What gets measured, gets managed. Know the five key fitness performance indicators.

Do you want to get into the best shape of your life in 2023? Let’s take a data-driven approach to that objective and get a jump on everybody who’s waiting until Jan. 1 to get started.

There’s a saying in the business world that “what gets measured, gets managed.” In other words, whatever you track and record is what you ultimately prioritize.

Without knowing your situation, it’s impossible to give you a perfectly customized protocol for getting into shape. But if you start with these suggestions for handling five key performance indicators (KPI), you’ll build a firm foundation—one you can adjust later.


Most people have no idea how much they’re eating or how that food is broken down into its parts: protein, carbohydrates and fats. If you’re serious about getting into shape, you can’t leave nutrition to chance.

Instead, track everything you eat. Start by consuming 1 gram per pound of bodyweight in protein, 60 to 70 grams of fats and the remainder in carbohydrates to reach a daily caloric intake of 12 times your body weight. When your progress slows (see Fighting Fat), start pulling 5% to 10% from carbs and fats for the week
and reassess.

Resistance training 

Very simple—lift weights three to five times a week. Do eight to 12 working sets per muscle group per week, with six to 15 reps per set.
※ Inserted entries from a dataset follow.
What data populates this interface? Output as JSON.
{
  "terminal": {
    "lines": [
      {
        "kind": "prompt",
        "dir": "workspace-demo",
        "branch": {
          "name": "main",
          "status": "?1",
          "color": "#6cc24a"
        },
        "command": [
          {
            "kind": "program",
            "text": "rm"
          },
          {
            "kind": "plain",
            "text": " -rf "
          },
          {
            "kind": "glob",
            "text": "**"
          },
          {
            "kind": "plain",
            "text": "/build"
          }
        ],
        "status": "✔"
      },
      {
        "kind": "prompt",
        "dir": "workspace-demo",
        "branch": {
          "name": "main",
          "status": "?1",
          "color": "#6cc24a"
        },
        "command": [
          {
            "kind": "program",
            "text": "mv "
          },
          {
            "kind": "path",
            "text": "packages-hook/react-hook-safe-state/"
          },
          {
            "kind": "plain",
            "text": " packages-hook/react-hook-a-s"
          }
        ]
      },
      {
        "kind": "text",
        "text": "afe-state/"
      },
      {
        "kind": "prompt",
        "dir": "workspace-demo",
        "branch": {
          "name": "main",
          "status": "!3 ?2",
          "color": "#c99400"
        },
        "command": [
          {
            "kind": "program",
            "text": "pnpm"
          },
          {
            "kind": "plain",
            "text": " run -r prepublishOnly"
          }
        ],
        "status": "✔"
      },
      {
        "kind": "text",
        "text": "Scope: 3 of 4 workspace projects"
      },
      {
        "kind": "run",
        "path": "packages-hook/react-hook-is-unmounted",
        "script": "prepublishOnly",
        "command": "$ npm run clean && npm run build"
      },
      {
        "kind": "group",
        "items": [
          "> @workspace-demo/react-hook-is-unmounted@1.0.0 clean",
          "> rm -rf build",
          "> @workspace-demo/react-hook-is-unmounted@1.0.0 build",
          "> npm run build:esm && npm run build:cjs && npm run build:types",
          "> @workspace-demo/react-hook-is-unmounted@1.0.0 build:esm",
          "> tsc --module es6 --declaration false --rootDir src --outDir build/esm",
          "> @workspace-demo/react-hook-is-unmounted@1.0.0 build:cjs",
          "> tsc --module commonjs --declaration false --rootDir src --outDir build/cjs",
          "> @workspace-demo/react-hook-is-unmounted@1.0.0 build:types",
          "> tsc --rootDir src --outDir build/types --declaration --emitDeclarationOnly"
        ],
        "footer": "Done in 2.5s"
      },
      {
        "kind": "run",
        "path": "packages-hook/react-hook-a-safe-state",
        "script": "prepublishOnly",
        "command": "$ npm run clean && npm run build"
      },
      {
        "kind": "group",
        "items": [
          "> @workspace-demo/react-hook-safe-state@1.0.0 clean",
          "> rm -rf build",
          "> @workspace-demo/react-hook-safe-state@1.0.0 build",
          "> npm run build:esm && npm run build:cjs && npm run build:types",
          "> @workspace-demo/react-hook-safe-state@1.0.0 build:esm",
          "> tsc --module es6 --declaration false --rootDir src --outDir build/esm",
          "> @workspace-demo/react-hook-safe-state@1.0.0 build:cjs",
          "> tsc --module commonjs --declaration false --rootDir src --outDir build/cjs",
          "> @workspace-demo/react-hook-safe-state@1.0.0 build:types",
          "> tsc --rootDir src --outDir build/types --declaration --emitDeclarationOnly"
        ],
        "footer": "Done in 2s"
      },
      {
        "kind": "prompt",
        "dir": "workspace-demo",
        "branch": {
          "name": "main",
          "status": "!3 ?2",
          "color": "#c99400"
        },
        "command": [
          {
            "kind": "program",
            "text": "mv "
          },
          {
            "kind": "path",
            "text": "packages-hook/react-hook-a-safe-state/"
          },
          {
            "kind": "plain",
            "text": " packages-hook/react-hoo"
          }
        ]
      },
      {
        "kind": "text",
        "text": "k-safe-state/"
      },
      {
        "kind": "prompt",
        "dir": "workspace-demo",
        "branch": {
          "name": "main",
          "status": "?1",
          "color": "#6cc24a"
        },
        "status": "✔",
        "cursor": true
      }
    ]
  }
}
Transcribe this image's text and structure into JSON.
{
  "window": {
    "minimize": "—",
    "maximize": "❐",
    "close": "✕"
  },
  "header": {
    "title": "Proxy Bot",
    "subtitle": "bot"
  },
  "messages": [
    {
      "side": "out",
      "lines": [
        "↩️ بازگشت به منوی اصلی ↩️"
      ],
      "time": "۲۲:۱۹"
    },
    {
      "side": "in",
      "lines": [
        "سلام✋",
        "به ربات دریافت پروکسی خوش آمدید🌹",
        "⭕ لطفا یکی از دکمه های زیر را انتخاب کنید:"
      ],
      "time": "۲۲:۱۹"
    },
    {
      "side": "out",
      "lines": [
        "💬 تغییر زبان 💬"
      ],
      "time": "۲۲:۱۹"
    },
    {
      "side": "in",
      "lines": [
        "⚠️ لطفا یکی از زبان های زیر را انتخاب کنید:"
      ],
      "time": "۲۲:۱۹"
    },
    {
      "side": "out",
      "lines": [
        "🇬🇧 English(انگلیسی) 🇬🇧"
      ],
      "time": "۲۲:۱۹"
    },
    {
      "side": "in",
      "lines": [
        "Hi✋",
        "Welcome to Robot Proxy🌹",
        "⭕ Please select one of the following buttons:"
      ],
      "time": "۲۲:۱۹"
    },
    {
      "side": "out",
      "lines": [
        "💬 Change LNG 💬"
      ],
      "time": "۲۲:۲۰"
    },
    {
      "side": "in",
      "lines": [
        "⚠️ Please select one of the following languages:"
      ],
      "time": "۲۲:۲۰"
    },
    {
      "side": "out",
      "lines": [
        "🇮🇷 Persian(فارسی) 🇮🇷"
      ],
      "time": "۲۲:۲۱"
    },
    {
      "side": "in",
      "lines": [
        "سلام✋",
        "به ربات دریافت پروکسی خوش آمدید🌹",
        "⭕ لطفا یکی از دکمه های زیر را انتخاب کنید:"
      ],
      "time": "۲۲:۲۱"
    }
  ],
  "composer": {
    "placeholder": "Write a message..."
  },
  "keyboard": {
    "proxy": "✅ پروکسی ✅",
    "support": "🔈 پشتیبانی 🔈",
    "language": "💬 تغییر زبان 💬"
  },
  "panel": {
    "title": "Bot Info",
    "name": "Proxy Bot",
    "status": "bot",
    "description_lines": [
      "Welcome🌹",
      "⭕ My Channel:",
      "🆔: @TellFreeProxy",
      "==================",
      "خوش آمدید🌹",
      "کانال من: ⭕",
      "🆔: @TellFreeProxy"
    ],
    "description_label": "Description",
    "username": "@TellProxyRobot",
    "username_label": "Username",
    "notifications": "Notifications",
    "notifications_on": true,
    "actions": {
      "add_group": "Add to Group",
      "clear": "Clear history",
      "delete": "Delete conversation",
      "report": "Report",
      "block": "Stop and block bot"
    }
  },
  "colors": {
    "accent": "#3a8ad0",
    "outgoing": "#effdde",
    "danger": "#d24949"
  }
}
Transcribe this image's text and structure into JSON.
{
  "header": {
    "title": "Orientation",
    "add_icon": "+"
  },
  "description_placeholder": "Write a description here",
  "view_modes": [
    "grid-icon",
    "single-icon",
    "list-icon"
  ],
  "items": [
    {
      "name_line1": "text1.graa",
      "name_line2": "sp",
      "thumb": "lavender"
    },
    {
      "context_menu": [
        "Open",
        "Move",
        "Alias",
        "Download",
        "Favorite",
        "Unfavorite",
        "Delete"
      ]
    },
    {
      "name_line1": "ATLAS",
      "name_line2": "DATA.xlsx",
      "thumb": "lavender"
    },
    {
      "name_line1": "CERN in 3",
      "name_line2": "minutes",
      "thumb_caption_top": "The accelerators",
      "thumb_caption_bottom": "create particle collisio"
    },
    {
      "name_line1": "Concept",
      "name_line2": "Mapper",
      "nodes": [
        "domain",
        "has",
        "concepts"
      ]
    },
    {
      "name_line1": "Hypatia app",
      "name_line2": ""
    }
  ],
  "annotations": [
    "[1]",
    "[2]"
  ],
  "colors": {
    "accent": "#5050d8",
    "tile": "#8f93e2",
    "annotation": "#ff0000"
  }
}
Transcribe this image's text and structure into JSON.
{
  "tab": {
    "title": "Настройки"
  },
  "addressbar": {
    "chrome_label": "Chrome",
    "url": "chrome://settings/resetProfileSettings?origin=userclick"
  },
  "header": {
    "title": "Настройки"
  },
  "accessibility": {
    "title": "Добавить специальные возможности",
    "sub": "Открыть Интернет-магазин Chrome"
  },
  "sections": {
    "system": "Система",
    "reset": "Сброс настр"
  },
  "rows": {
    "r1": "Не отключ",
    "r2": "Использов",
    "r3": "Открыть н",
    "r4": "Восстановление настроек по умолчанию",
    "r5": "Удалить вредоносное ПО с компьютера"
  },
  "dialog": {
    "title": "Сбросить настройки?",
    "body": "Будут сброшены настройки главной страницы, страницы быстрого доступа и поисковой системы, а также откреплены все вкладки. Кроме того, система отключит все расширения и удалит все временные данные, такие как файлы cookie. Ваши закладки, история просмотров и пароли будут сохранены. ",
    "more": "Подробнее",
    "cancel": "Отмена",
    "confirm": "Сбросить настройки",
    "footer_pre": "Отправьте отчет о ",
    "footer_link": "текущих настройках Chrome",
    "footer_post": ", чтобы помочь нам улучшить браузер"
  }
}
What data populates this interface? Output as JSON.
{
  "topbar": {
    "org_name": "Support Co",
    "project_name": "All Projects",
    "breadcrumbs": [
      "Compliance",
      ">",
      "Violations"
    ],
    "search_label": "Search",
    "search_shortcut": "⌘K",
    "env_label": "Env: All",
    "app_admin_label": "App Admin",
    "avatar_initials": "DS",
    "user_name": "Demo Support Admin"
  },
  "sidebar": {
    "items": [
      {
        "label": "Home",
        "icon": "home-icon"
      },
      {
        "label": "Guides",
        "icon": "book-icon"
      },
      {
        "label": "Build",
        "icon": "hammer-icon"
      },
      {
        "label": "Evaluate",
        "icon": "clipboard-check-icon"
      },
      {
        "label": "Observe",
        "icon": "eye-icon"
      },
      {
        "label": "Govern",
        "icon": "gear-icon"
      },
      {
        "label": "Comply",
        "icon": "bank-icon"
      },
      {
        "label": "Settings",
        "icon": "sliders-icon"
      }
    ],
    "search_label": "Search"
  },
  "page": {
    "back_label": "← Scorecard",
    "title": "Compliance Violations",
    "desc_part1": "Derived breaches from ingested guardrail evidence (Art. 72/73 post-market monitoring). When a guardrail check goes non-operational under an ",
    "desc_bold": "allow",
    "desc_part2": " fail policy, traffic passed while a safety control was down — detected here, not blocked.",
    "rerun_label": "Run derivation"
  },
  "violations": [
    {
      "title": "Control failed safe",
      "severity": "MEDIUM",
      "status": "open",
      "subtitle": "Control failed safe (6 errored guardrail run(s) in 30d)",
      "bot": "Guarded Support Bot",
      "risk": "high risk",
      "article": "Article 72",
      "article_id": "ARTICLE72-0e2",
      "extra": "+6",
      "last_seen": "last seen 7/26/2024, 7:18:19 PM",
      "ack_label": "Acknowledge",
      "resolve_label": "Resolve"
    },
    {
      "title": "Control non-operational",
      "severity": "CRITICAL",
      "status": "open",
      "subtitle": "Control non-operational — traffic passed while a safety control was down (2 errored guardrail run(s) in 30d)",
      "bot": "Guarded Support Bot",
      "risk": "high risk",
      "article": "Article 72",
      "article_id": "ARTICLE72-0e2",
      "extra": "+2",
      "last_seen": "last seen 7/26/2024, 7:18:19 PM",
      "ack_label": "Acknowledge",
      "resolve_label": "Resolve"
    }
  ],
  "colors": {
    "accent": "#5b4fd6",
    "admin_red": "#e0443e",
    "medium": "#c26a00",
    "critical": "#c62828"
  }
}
If you like training with heavier weights, lower the number of reps per set. With lighter weights, increase the reps per set.

Or, if you’re knocking on death’s door like I am (age 41), just do whatever your joints will allow.

The important thing is that you’re consistent and put some oomph into your sets. So, ensure every working set approaches at least three to four reps from failure.


If you like cardio, do it. If you don’t like it, don’t do it. It doesn’t matter.

The important thing is that your body is moving, so keep it simple and just track your daily steps. Start with an easy goal: 5,000 steps per day. Work your way up to 5,500, then 6,000, then 7,000, then 8,000. 

Hydration and sleep

Drink half your body weight in ounces of water per day—minimum.  Not only will you feel amazing and alert, but all the calories you’ll burn after running to the toilet every 45 minutes will shave at least a week off your total dieting time.

Sleep seven to eight hours a night—minimum. Yeah, I know, you’re the busiest person the world has ever known. I don’t care. Do it.

Each week, you should lose about 0.5% of your body weight, on average. The progress will not be linear, with big losses in the early weeks and little progress at the end. If you stall for a week, don’t change anything. If you stall for two weeks, start cutting your fuel sources (carbs/fats).

It’s tempting to try to go faster but don’t. In the same way a rubber band builds tension as you stretch it, the harder you push with your calories, training and activity, the greater the potential snapback. You can undo weeks of progress in one late-night pizza bender.

There you go. The plan is set. Now, all that’s left is to do the work. 

Fighting fat?
Break it down This Way

Calories are simply units of energy, and each component of a calorie commands its own caloric demands. Protein is 4 calories per gram, carbohydrates are 4 calories per gram and fats are 9
calories per gram.

Determine your caloric intake needs by multiplying your body weight by 10-12 if you’re looking to get leaner, or 13-15 if you’re looking to get bigger.

So, if you’re 200 pounds and want to get slimmer, your daily caloric needs would be between 2,000 (200 x 10) and 2,400 (200 x 12).

Working with 2,400 calories, you would determine your individual macro targets
as follows:

Two hundred pounds at 1 gram per pound of bodyweight in protein = 200 grams protein, which would be 800 calories (200 grams x 4/cals per gram).

Let’s say you target 60 grams of fats, which would be 540 calories (60 grams x 9/cals
per gram).

That leaves 2,400 – 800 – 540 = 1,060 calories to allocate to carbohydrates.

At 4 cals/gram for carbs, that would be 1,060/4, or 265 grams of carbs.

Jim Schultz, Ph.D., a derivatives trader, fitness expert, owner of livefcubed.com and the daily host of From Theory to Practice on the tastytrade network, was named North American Natural Bodybuilding Federation’s 2017 Novice Bodybuilding Champion. @jschultzf3